▶ _Problem requirements_
Search the data for the word "Unidad" and copy every line where it occurs.

▶ _Data supplied_

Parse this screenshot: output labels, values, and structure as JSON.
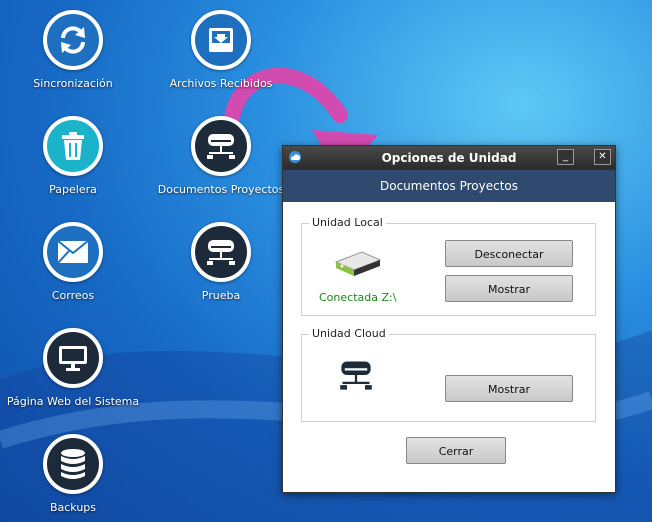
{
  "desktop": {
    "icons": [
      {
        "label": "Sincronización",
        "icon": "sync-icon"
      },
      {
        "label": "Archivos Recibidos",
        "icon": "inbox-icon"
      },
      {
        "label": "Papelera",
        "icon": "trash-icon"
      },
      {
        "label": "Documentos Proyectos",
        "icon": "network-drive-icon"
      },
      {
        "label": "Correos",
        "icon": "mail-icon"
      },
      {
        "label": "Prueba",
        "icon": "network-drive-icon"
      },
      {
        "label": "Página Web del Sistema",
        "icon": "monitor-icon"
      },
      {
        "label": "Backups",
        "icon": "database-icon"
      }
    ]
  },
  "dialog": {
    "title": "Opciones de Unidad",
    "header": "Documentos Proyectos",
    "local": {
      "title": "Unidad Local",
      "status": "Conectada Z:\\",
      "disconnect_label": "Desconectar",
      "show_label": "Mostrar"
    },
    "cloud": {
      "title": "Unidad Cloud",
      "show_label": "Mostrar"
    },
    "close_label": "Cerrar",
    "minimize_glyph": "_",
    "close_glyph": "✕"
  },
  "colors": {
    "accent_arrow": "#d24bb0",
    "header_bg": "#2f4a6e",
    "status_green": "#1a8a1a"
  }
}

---

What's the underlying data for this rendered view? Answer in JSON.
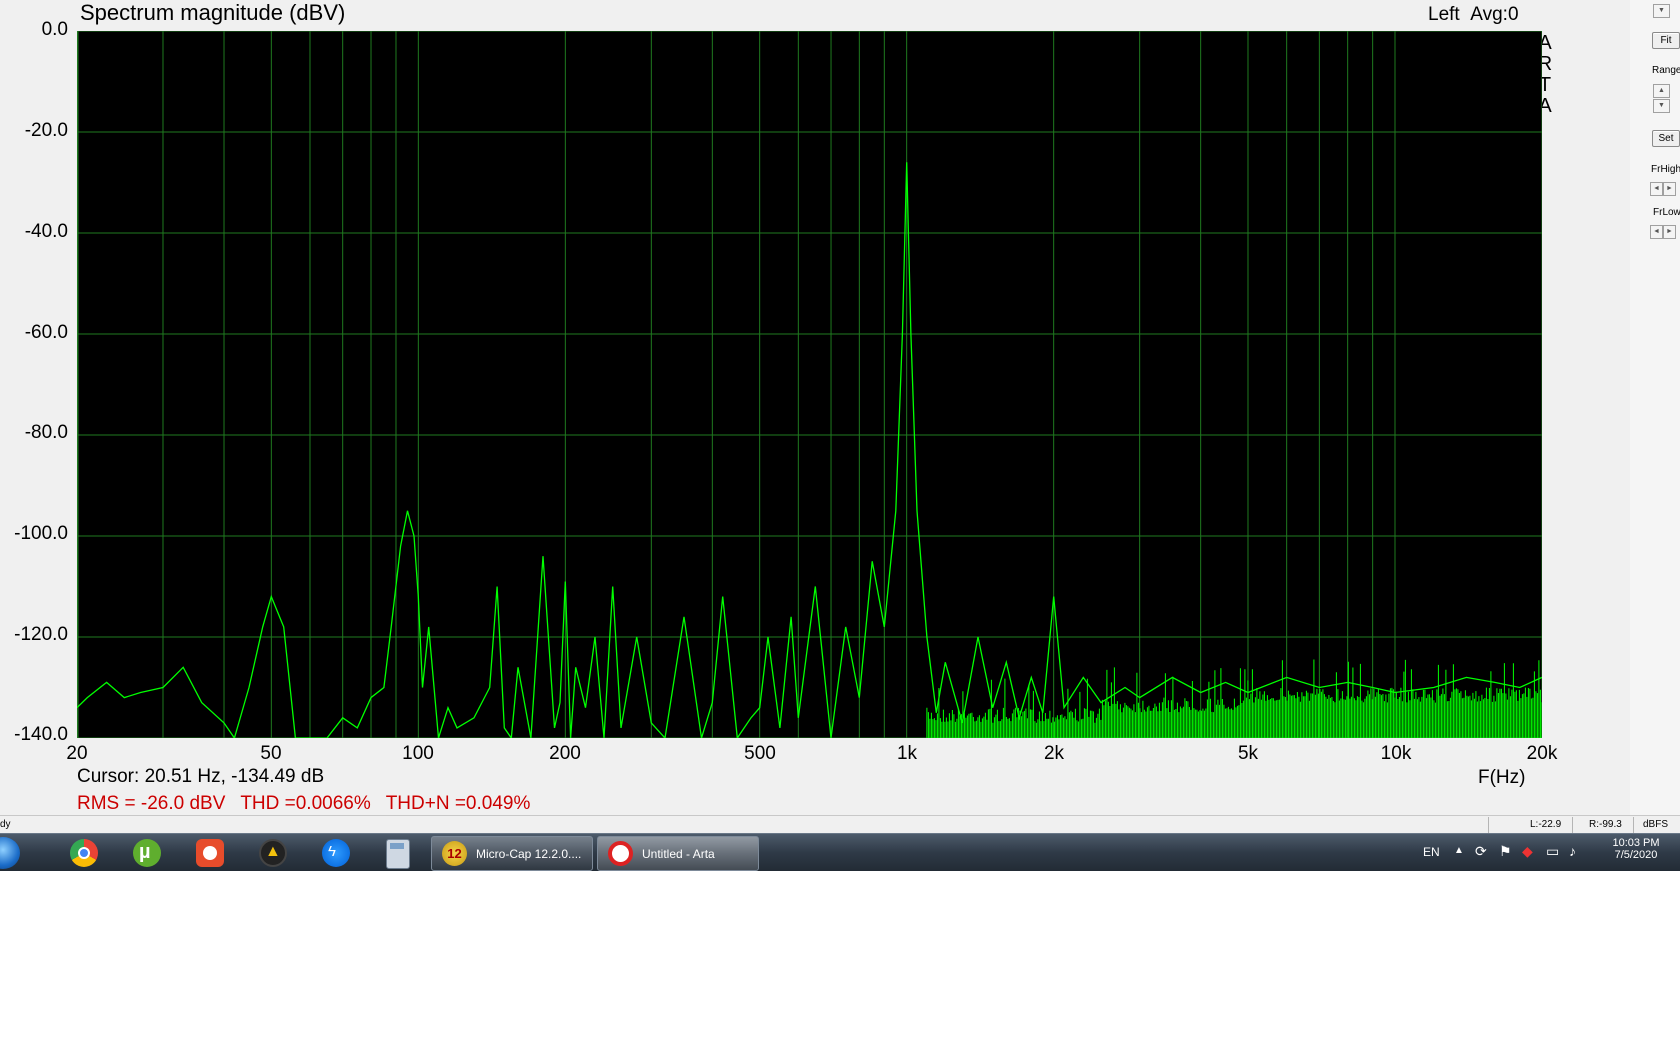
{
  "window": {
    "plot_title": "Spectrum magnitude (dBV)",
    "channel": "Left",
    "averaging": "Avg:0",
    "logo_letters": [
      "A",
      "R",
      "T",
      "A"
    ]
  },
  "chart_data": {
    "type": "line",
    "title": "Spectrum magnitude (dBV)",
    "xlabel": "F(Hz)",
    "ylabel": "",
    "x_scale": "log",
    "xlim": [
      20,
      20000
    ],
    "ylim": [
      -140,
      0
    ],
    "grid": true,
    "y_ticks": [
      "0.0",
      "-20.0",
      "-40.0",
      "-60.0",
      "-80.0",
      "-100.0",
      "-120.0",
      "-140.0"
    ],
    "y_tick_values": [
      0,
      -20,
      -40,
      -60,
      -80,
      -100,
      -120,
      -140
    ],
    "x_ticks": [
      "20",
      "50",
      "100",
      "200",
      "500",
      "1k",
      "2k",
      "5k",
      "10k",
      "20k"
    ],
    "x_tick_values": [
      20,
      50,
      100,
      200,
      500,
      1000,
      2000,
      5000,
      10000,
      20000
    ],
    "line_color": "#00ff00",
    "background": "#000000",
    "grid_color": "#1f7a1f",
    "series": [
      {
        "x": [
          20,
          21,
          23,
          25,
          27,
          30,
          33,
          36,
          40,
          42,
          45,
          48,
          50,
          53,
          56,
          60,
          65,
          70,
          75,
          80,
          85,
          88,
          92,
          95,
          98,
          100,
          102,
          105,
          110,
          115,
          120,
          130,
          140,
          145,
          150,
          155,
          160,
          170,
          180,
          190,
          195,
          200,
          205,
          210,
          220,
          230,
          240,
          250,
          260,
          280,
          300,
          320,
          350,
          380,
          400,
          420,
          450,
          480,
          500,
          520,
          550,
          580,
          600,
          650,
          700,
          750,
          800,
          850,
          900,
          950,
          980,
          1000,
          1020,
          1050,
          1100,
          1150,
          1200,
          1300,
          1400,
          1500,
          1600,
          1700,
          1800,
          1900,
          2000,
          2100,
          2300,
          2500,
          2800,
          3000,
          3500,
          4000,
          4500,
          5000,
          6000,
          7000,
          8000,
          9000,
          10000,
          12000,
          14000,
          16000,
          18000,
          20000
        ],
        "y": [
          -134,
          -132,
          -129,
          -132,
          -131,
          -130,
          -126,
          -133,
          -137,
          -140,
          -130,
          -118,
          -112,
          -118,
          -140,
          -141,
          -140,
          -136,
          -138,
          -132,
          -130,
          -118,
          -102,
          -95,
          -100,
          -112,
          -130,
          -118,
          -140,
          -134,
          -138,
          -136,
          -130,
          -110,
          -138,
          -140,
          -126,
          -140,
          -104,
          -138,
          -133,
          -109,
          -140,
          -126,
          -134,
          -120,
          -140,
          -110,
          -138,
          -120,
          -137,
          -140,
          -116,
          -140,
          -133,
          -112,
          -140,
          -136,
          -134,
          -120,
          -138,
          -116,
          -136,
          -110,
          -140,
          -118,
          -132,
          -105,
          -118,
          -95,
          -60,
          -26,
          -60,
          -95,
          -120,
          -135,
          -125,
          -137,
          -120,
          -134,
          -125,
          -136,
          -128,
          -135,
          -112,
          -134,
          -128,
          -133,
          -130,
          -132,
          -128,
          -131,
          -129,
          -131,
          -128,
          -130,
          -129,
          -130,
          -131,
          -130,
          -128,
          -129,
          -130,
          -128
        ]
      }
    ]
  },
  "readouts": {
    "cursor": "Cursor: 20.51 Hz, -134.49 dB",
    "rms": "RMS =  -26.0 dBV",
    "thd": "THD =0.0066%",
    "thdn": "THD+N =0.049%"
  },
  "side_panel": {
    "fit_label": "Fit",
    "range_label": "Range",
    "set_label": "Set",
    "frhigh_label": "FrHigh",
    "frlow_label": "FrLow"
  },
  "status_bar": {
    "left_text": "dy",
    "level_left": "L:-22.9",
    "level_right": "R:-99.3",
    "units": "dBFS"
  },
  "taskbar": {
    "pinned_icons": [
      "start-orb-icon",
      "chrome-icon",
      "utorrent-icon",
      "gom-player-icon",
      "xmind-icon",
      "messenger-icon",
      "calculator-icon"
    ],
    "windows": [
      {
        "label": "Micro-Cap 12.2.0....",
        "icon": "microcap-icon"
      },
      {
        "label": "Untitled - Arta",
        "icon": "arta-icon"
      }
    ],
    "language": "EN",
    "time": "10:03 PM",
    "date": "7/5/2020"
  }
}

▶ _Output of the exercise_
    "title": "Opciones de Unidad",
      "title": "Unidad Local",
      "title": "Unidad Cloud",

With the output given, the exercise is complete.